As I have got older, it has become even more exciting for me, and with the addition of 2 kiddies to the household, I don't think it could be bigger.
Which also means its stressful!
Having a diagnosis myself as well as 2 kids on the spectrum means that to have the opportunity to enjoy christmas, we need to follow a few rules, and I think that these might be pretty useful to other people in a similar situation.
So, here goes.
1 - PLAN! Spontaneity is nice in its place, but at Christmas, ASD children will be getting wound up in a way its hard to calm them down from. The entire world is throwing Christmas excitement at them. So, have a calendar, or a wall-planner, or a visual timetable they can see, and talk them through what is happening each day so they know what to expect. At the moment mine says
Dec 18 - School all day
Dec 19 - School half day then playing at home
Dec 20 - Take Daddy to hospital/ playing at home
Dec 21 - Daddy's Birthday
Dec 22 - Playing at home
Dec 23 - Granny and Pappi coming
Dec 24 - Christmas Eve, Uncle AJ coming to stay
Dec 25 - Christmas Day: Uncle AJ, Granny and Pappi visiting
etc..We also always make sure we have a laminated sheet like a social story which has details of what is going on at each point through the day. this gives them much-needed structure and routine.
2 – Minimise unexpected visitors. I know this one seems a little odd. How can you minimise the unexpected? Well, consider who the most likely people are to come visiting, and get in contact with them pre-emptively. Suggest a day/ time they might like to come round, and agree a date time with them, and stress to them no unannounced visits! I always try to organise a single day, maybe two, over the holidays to have all of our visitors as I find that one day with multiple visitors is easier for our girls (and us!) to handle than a few visitors over multiple days. This year, we have invited people round for a Boxing Day leftover party, so by the end of the day on the 26th, we will have seen all family who are likely to want to come round.
3 – Have enough for everyone! Its bad enough when NT kids fight over things. Just imagine what its like for ASD kids with their very egocentric world-view and inability to grasp the world view of others. Wherever possible, try to make sure that there is at least 1 of everything available to avoid the inevitable screaming meltdowns when “sharing” is suggested.
4 – keep sensory stimulation to a minimum. Flashing lights, crackers, balloons, music, cooking smells, alcohol: Christmas can be overwhelming for the most well-balanced person. To someone with sensory issues, which come hand in hand with ASD, it really can be too much. Try to tone this down where you can: static Christmas lights rather than flashing, or ones with a slow pulse, no decorations which play tunes or move. My girls really don’t like loud noises, so crackers are a no-go (or at best, they have to wear their ear defenders when they pull them) and the fear of balloons popping causes hysteria, so they are right out. Involving the kids with some aspect of helping with the cooking can mitigate the dislike of the odours. Alcohol, I’d recommend holding until the evening when they are not around so that the very strong smell of alcohol (and over-the-top antics of the well-fuelled) don’t upset them.

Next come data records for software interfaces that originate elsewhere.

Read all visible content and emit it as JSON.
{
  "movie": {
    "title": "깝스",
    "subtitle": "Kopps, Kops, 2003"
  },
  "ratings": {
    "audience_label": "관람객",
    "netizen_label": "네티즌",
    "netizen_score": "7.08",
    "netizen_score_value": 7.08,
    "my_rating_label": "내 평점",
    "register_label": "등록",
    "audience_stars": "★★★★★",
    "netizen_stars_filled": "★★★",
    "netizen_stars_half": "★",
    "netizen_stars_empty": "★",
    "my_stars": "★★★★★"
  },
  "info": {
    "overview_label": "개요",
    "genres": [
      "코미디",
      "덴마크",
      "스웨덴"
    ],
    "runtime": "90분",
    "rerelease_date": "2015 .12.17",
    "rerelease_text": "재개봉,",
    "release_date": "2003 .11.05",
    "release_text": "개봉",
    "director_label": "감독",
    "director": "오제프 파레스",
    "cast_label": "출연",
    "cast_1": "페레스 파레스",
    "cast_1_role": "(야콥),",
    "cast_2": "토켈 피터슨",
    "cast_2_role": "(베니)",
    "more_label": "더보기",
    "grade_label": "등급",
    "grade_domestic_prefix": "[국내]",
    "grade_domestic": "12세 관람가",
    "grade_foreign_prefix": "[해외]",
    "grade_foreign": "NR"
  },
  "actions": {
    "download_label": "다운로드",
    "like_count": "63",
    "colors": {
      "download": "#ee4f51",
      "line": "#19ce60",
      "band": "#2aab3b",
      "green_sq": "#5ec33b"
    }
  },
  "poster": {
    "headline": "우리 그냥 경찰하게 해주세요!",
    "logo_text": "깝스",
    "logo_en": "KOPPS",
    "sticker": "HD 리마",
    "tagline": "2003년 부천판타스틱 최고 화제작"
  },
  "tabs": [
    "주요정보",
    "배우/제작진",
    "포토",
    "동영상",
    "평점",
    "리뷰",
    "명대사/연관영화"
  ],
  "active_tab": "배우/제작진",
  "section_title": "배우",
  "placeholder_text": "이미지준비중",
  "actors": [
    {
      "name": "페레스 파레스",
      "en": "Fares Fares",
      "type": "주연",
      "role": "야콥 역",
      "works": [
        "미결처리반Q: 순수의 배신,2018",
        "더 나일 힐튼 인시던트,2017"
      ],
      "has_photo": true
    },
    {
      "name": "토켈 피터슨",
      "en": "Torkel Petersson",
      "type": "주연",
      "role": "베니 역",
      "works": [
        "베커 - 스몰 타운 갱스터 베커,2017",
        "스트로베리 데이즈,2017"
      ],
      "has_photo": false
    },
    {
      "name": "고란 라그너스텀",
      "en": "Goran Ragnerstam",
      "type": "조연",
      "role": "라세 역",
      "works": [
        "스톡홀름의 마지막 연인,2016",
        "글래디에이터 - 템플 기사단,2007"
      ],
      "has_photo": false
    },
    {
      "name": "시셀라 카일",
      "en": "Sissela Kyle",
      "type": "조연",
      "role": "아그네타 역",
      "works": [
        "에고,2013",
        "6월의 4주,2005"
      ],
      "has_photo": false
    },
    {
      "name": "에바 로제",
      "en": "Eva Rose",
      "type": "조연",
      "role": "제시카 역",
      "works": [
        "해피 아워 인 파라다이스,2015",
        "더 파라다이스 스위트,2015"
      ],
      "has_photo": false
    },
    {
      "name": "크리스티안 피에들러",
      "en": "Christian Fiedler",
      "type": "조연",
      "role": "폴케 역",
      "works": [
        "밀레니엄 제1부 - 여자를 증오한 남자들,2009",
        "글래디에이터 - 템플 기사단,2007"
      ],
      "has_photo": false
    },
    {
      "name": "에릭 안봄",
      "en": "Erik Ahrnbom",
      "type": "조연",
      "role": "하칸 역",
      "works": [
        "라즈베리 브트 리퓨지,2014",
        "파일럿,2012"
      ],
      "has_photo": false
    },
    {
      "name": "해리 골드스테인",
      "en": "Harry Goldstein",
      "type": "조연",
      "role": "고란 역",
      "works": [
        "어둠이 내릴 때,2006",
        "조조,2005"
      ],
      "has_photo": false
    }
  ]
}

5 – on Christmas day, give them the opportunity to be excited and open presents, but don’t give them everything at once – it can lead to sensory overload. Try to ensure they only open 1 or 2 gifts at a time and then enjoy those items before moving on to something else. But remember its still important to keep up the...
6 – ROUTINE! As much as possible, get dressed at the same time, eat breakfast at the same time, if you are toilet training, have your potty breaks at the same time. Nothing makes ASD children more anxious than unpredictability.
7 – Distractions. A good rule of thumb is always have something to hand to distract them with should it look like they are finding it too much
Christmas should be exciting and fun, but there’s no reason it has to be too much for ASD children (and dads like me!) to enjoy with everyone else with a little bit of planning and forethought.
For anyone else reading this who is part of an extended ASD family, please take note of how much work we have to put into keeping calm on Christmas. This is why we don't come to your house, its why we ask you don't arrive unexpectedly, its why, no matter how well-meaning your offer of help is, we've got this covered. If you really want to help, come when you say you will, bring what you say you will, leave when you say you will and support our decisions and routine. This will help us keep meltdowns at bad, and ensure that we all have the best Christmas we can.